■ What the task asks ■
With the records as your source, report how many lines contain "title". Add no other words.

■ Recorded information ■
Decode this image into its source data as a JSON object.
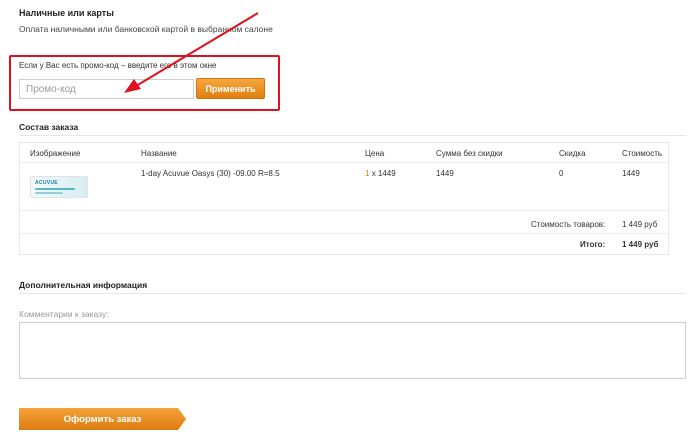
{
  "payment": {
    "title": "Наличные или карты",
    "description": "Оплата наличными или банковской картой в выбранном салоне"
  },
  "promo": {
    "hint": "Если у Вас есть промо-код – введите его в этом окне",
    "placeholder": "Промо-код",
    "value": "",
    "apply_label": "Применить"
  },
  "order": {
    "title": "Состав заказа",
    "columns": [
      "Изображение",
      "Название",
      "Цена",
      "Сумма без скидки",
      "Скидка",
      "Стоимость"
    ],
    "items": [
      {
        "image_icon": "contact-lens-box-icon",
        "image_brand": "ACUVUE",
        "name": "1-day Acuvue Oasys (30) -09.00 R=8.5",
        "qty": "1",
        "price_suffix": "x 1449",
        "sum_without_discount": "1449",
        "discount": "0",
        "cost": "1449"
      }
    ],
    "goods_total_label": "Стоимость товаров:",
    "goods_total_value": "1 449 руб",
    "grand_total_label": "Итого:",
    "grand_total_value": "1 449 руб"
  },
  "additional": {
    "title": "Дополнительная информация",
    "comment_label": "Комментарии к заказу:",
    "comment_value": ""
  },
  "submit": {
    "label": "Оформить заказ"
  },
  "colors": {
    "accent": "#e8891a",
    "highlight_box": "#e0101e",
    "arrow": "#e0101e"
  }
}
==
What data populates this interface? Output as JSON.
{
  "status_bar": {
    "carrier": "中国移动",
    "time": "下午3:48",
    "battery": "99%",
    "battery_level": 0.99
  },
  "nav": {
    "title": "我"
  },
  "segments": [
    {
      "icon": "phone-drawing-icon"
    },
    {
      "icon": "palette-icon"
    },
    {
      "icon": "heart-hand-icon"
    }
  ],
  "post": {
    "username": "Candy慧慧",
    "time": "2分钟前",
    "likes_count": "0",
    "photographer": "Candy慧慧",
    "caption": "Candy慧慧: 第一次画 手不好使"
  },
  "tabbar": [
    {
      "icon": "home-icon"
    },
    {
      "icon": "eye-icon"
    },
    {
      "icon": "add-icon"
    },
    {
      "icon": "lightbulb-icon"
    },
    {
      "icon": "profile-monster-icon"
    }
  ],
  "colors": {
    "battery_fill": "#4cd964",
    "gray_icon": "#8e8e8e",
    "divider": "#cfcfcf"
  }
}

■ Output below ■
4